WHAT IS NEEDED => Your answer must be every line of the data below that holds the string "vertically", copied exactly.

Data excerpts:
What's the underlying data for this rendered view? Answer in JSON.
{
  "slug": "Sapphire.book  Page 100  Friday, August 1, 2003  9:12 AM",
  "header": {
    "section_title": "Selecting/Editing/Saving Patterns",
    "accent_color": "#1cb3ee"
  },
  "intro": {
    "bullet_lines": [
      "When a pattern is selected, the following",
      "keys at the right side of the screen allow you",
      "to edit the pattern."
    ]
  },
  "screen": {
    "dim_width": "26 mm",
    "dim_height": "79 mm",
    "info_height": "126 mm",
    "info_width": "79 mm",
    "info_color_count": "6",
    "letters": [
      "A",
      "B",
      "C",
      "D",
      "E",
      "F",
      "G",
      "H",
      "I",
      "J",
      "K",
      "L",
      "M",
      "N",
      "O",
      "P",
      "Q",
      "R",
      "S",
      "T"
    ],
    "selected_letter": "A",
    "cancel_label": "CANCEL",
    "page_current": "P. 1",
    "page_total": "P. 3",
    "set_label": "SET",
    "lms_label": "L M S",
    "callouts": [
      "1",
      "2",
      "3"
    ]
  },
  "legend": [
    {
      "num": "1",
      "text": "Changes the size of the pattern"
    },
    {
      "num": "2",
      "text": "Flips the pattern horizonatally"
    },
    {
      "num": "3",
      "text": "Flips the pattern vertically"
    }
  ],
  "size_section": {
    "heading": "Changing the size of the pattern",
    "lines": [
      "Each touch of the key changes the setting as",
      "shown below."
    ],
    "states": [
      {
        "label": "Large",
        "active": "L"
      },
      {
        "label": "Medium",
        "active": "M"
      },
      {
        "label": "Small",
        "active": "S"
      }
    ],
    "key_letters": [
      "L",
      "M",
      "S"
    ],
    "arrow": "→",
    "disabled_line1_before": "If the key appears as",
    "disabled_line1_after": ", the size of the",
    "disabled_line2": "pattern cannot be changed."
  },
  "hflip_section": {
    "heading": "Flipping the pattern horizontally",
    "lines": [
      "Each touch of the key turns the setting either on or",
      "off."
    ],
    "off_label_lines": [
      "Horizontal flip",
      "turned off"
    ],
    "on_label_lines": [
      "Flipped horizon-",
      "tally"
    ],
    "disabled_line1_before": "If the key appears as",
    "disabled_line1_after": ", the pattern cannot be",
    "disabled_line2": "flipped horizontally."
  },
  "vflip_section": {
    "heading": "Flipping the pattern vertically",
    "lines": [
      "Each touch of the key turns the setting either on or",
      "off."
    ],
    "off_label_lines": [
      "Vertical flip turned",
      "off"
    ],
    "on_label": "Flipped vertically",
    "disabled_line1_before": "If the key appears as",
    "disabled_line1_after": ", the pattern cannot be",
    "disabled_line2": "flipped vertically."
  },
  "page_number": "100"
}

OUTPUT FOR THIS TASK =>
      "text": "Flips the pattern vertically"
    "heading": "Flipping the pattern vertically",
    "on_label": "Flipped vertically",
    "disabled_line2": "flipped vertically."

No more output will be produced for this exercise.